Miltenyi Biotec B.V. & Co. KG , a company based in Bergisch-Gladbach, has developed a process to automate and thus speed up the manufacturing of extremely complex, but very promising personalised cancer therapies. In our latest #EconomyStories video Dr. Iris Bürger, Head of CliniMACS® Cell-Factory and Norbert Hentschel, commercial director of Miltenyi Biotec, let us take a look inside the company’s ”engine room”.
Miltenyi Biotec is the only company worldwide capable of automating the 100-plus process steps required to produce a body’s immune system response to cancer on a single machine. The advantage is the procedure can be flexibly adapted to client requirements and if necessary can even be deployed in hospitals at close quarters to the patient, which saves time and the costs of onerous logistics – an important factor especially for seriously ill cancer patients.
If you look at the history of Miltenyi Biotec, which was founded 1989, there are obvious parallels with the founding myths of the big tech firms in Silicon Valley. Physicist Stefan Miltenyi, whose name the company carries, developed a magnetic cell sorting process in the late 1980s that laid the foundation for the company’s subsequent success story. This process was to become a key building block for cell and gene therapy in the following 30 years.
Deutsche Bank has supported Miltenyi Biotec, which remains a highly research-driven company, since it was founded over 30 years ago.
One constant in this longstanding client relationship is Horst-Georg Bröhl: “I’ve been the relationship manager looking after the firm since it was founded, which is definitely not the rule. What’s fascinating is the firm’s continual healthy growth – sometimes in the double-digit percent range per year.”
The company now has over 3,000 employees worldwide and its turnover in 2019 was 473.7 million euros. There are not many companies in Germany like Miltenyi Biotec; China and the US remain the market leaders in the advanced cell and gene therapy segment. Existing German biotech firms are expanding, but venture capital is often scarce, although biotechnology is seen as a growth market of the future.

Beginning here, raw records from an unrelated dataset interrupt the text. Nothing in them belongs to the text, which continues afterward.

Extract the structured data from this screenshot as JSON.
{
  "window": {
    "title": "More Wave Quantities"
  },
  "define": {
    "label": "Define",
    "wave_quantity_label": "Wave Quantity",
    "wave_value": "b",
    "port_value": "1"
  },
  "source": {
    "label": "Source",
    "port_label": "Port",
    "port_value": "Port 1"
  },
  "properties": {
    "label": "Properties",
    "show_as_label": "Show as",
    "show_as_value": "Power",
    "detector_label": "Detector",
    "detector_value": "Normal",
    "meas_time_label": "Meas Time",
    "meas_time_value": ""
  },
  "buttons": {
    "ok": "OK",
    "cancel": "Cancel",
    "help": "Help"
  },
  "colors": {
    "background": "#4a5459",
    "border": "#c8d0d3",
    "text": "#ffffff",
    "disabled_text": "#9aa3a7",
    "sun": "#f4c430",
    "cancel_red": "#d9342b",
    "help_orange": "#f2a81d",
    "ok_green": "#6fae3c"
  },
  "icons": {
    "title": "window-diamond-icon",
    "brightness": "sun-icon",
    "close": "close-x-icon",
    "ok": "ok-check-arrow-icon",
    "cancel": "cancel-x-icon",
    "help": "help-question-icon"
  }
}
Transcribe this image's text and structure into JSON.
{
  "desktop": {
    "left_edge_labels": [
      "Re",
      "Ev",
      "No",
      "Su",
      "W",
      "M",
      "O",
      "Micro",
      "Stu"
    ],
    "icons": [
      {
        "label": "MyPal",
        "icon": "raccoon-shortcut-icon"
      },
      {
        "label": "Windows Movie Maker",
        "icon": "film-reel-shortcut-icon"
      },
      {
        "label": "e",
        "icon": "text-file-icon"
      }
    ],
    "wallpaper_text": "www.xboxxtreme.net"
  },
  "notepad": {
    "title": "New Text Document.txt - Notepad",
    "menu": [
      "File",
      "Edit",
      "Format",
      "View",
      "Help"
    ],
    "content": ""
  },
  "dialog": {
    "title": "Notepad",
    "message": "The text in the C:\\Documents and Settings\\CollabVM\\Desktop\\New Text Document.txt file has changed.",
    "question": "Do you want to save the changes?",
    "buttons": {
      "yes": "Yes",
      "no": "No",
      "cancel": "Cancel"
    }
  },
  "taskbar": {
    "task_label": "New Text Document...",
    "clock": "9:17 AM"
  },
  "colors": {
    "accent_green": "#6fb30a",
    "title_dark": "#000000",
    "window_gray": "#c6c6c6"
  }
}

“Demand for our products exceeds the supply”, explains Chief Financial Officer Norbert Hentschel. He sees the main challenges facing his sector as how it can significantly increase manufacturing capacities for personalised therapies and reduce prices - the prices of products that can save lives.